Cookies

We use cookies to ensure that we give you the best experience on our website. You can change your cookie settings at any time. Otherwise, we'll assume you're OK to continue.

Research

View Profile

Publication details for Dr Stefano Giani

Antonietti, P. F., Cangiani, A., Collis, J., Dong, Z., Georgoulis, E. H., Giani, S. & Houston, P. (2016). Review of Discontinuous Galerkin Finite Element Methods for Partial Differential Equations on Complicated Domains. In Building Bridges: Connections and Challenges in Modern Approaches to Numerical Partial Differential Equations. Barrenechea, G. R., Brezzi, F., Cangiani, A. & Georgoulis, E. H. Cham, Switzerland: Springer. 279-308.
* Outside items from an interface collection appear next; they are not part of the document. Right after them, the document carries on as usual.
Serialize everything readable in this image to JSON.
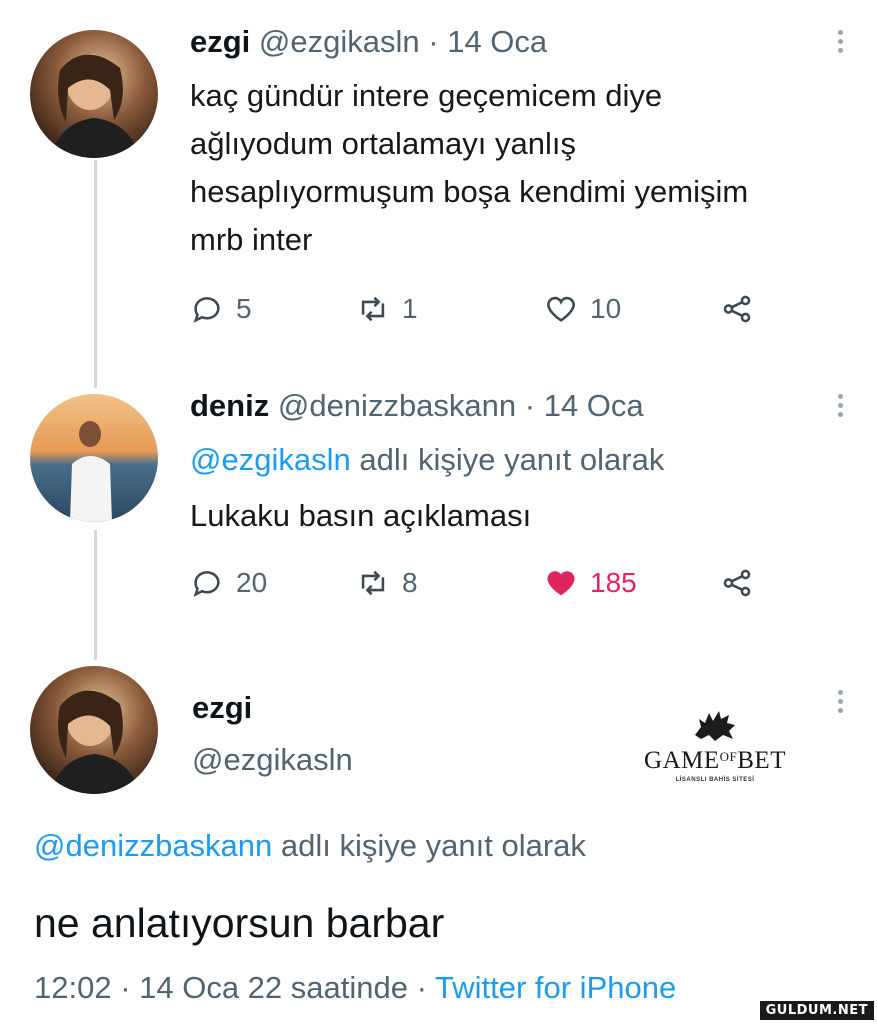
{
  "tweets": [
    {
      "name": "ezgi",
      "handle": "@ezgikasln",
      "time": "· 14 Oca",
      "text": [
        "kaç gündür intere geçemicem diye",
        "ağlıyodum ortalamayı yanlış",
        "hesaplıyormuşum boşa kendimi yemişim",
        "mrb inter"
      ],
      "replies": "5",
      "retweets": "1",
      "likes": "10",
      "avatar_icon": "user-photo-avatar"
    },
    {
      "name": "deniz",
      "handle": "@denizzbaskann",
      "time": "· 14 Oca",
      "replying_mention": "@ezgikasln",
      "replying_suffix": "adlı kişiye yanıt olarak",
      "text": [
        "Lukaku basın açıklaması"
      ],
      "replies": "20",
      "retweets": "8",
      "likes": "185",
      "liked": true,
      "like_color": "#e0245e",
      "avatar_icon": "user-photo-avatar"
    }
  ],
  "focus": {
    "name": "ezgi",
    "handle": "@ezgikasln",
    "replying_mention": "@denizzbaskann",
    "replying_suffix": "adlı kişiye yanıt olarak",
    "text": "ne anlatıyorsun barbar",
    "timestamp": "12:02 · 14 Oca 22 saatinde ·",
    "source": "Twitter for iPhone"
  },
  "brand": {
    "title_left": "GAME",
    "title_mid": "OF",
    "title_right": "BET",
    "subtitle": "LİSANSLI BAHİS SİTESİ",
    "icon": "wolf-icon"
  },
  "watermark": "GULDUM.NET",
  "colors": {
    "link": "#1d9bf0",
    "secondary_text": "#536471",
    "thread_line": "#cfd9de",
    "like": "#e0245e"
  }
}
Author(s) from Durham

Abstract

The numerical approximation of partial differential equations (PDEs) posed on complicated geometries, which include a large number of small geometrical features or microstructures, represents a challenging computational problem. Indeed, the use of standard mesh generators, employing simplices or tensor product elements, for example, naturally leads to very fine finite element meshes, and hence the computational effort required to numerically approximate the underlying PDE problem may be prohibitively expensive. As an alternative approach, in this article we present a review of composite/agglomerated discontinuous Galerkin finite element methods (DGFEMs) which employ general polytopic elements. Here, the elements are typically constructed as the union of standard element shapes; in this way, the minimal dimension of the underlying composite finite element space is independent of the number of geometrical features. In particular, we provide an overview of hp-version inverse estimates and approximation results for general polytopic elements, which are sharp with respect to element facet degeneration. On the basis of these results, a priori error bounds for the hp-DGFEM approximation of both second-order elliptic and first-order hyperbolic PDEs will be derived. Finally, we present numerical experiments which highlight the practical application of DGFEMs on meshes consisting of general polytopic elements.